Subsequently to Door Systems, in S Industries, Inc. v. Centra 2000, Inc., 249 F.3d 625 (7th Cir. 2001), a non-Posner-written opinion, the Court said that oppressive conduct by plaintiffs would be conduct that “lacked merit, had elements of an abuse of process claim, and plaintiff’s conduct in the litigation unreasonably increased the cost of defending against the suit.” Also, it said a finding that a suit was oppressive could be “based solely on the weakness” of the plaintiff’s claims (e.g., malicious prosecution).
Subsequently to S Industries, in TE-TAMA Truth Foundation-Family of URI, Inc. v. World Church of the Creator, 392 F.3d 248 (7th Cir. 2004), a non-Posner-written opinion, the Court said that oppressive conduct by defendants includes not only willful infringement of the plaintiff’s trademark, but also “vexatious litigation conduct” and that oppressive conduct by plaintiffs also includes “vexatious litigation conduct.”
In Nightingale — which can only be described as a righting of the ship with Posner at the helm — the Seventh Circuit essentially returned to Door Systems and concluded that “a case under the Lanham Act is ‘exceptional,’ in the sense of warranting an award of reasonable attorneys’ fees to the winning party, if the losing party was the plaintiff and was guilty of abuse of process in suing, or if the losing party was the defendant and had no defense yet persisted in the TM infringement or false advertising for which he was being sued, in order to impose costs on his opponent.”

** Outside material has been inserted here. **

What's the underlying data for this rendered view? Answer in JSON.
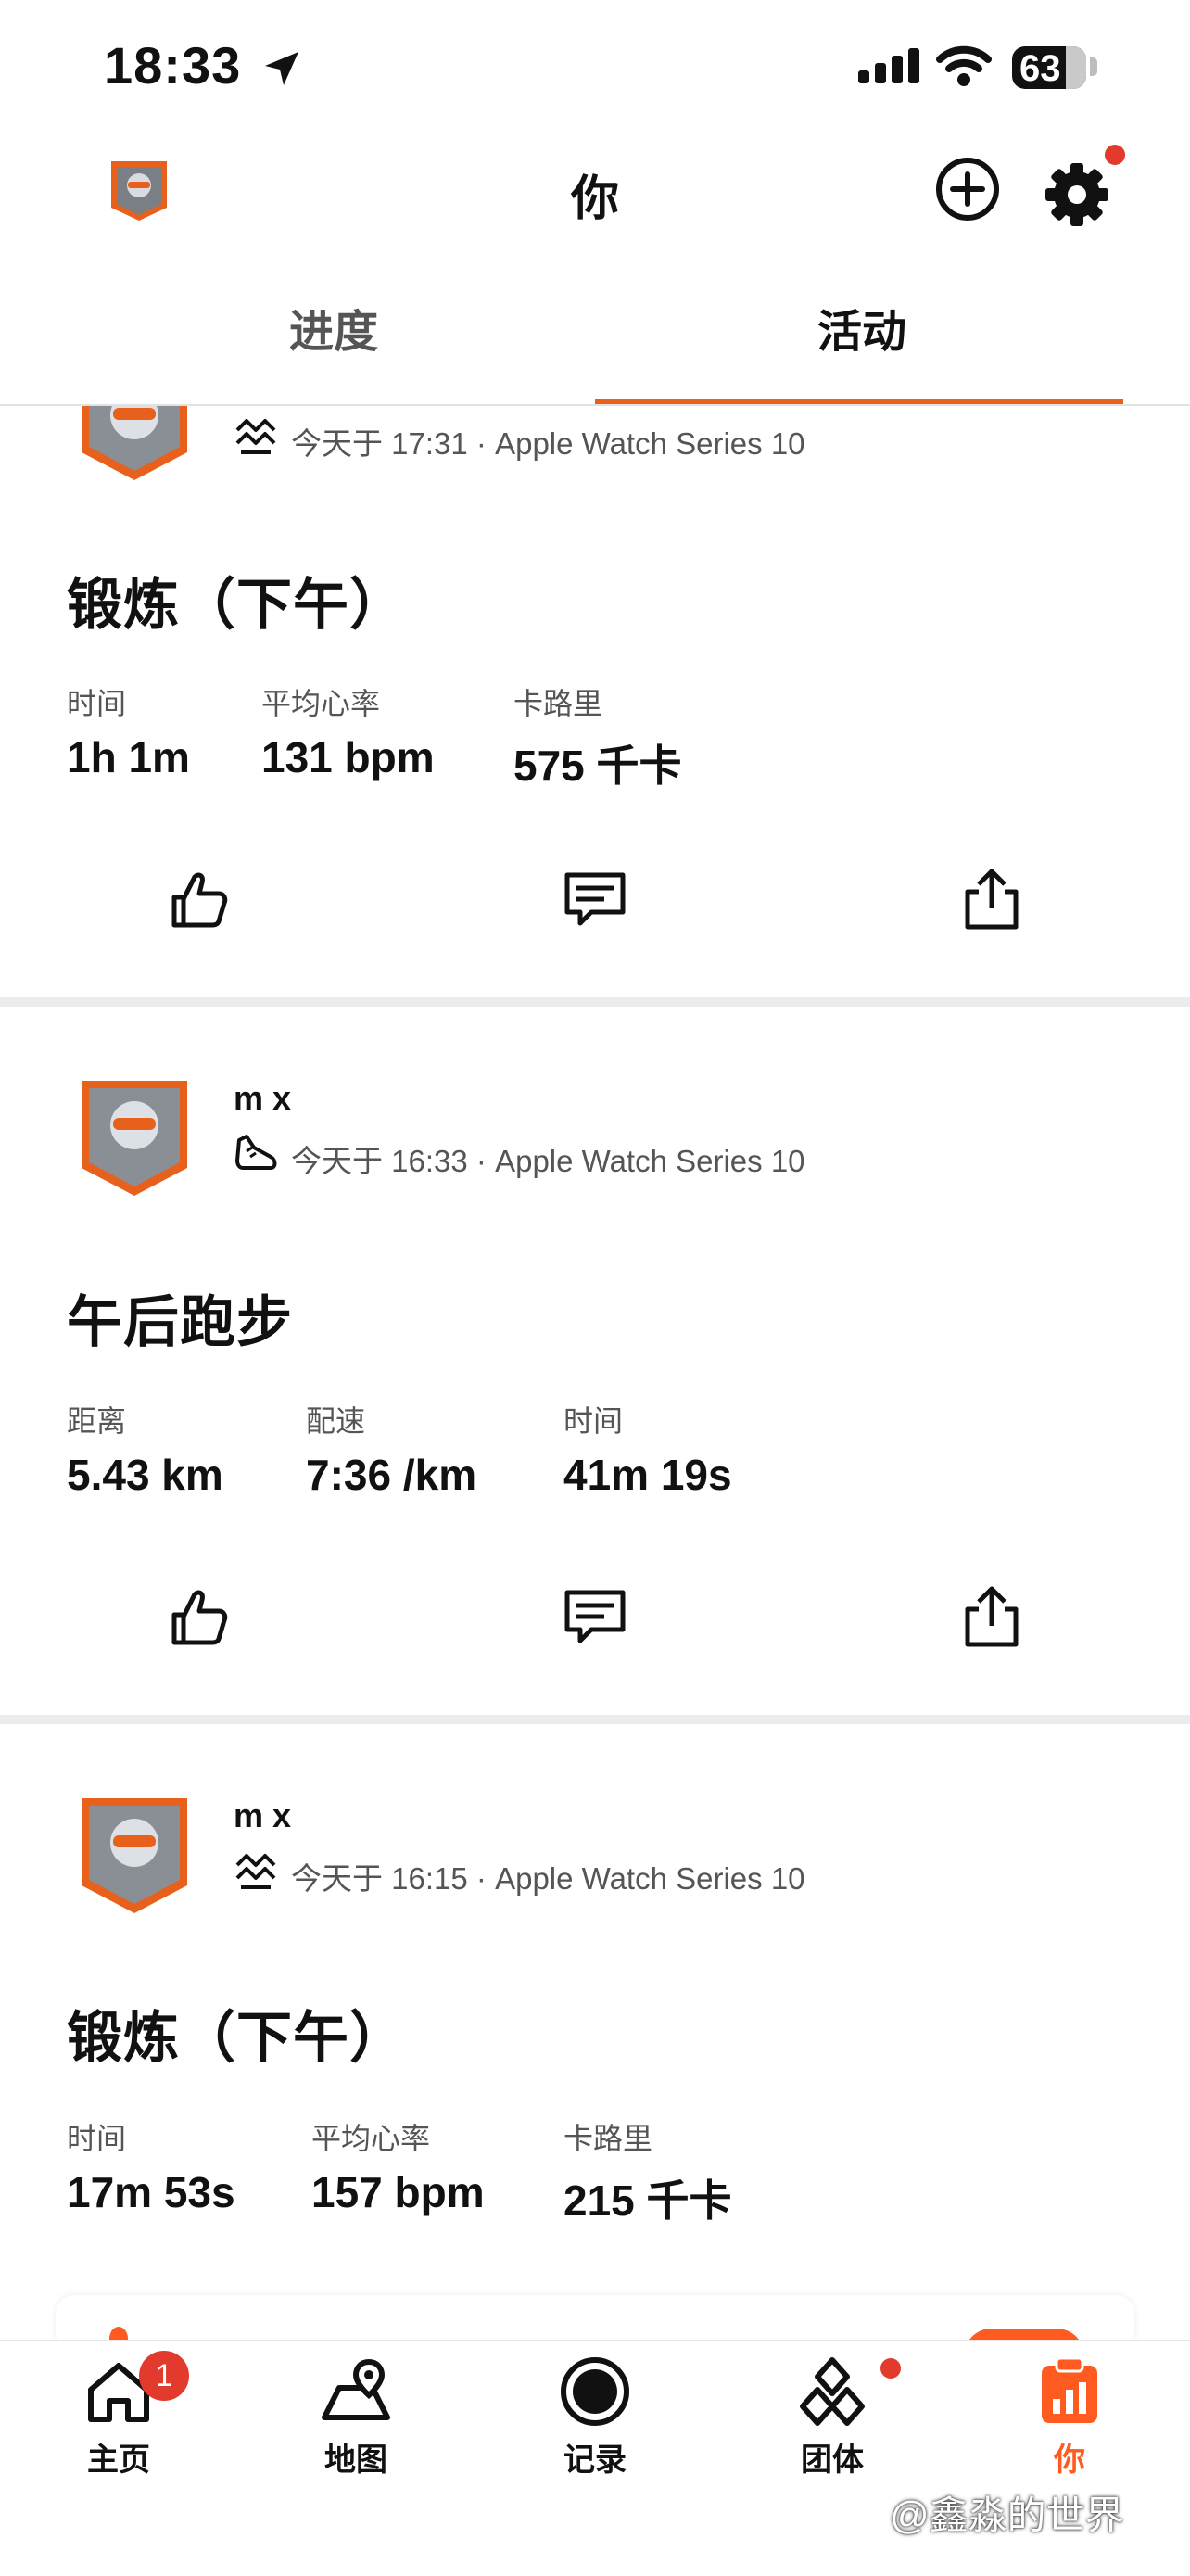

In order to avoid an elaborate inquiry into the state of the mind of the party from which reimbursement is sought, Judge Posner added that it should be enough to justify the award “if the party seeking it can show that his opponents claim of defense was objectively unreasonable — was a claim or defense that a rational litigant would pursue only because it would impose disproportionate costs on his opponent — in other words only because it was extortionate in character, if not necessary in provable intention.”

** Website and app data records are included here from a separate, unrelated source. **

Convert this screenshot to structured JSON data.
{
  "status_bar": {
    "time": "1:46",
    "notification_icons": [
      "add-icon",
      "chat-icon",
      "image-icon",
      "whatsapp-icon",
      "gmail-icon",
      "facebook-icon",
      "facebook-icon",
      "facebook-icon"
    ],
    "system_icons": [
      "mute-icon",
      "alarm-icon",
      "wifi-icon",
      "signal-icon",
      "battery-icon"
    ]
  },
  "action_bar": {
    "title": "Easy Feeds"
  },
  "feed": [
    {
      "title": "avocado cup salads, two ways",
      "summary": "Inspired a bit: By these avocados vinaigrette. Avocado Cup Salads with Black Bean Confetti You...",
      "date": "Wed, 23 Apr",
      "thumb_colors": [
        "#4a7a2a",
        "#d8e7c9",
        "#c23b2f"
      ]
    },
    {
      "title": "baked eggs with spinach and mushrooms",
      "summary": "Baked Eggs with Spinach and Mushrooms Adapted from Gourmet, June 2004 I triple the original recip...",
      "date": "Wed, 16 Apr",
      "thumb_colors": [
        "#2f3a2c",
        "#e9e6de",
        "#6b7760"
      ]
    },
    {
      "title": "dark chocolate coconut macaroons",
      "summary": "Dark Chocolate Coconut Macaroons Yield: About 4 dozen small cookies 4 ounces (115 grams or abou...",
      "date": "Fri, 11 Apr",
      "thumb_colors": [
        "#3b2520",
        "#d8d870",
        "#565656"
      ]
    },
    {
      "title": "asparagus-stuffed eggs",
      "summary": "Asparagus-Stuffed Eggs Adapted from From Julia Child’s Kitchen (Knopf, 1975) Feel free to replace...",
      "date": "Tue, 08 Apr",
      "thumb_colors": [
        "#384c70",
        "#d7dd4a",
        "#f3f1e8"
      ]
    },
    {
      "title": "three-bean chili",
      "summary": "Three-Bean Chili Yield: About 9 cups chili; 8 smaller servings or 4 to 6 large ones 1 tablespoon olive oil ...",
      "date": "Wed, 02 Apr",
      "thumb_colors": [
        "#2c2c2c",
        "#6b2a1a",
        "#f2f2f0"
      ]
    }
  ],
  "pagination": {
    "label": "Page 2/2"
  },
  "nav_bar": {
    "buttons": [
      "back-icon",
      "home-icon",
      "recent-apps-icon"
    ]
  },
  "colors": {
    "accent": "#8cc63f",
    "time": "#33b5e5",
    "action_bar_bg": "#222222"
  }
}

For context, Posner reviewed the legislative history of the Lanham Act yet offered a “more practical concern” which is essentially protecting and enhancing competition in the marketplace. In this case, Nightingale was said to impair competition in the marketplace by filing a Lanham Act claim with no possible merit. It misused the legal process primarily to accomplish a purpose for which it was not designed — to compel the victim to yield on some matter not involved in the suit. Specifically, it made the claim in an attempt to coerce a price reduction from Anodyne.
In addition to affirming the judgment in District Court, the Seventh Circuit also granted Anodyne’s motion for fees and costs for the appeal.
Even adhering to the various tests set forth by the Circuit courts, it is generally considered quite difficult to obtain an award of attorneys’ fees in trademark infringement lawsuits. Therefore, it is important to have an experienced trademark litigator review your case and devise an appropriate strategy before initiating a lawsuit.
Please contact us if you would like to learn more about the Nightingale case or discuss any aspect of trademark litigation.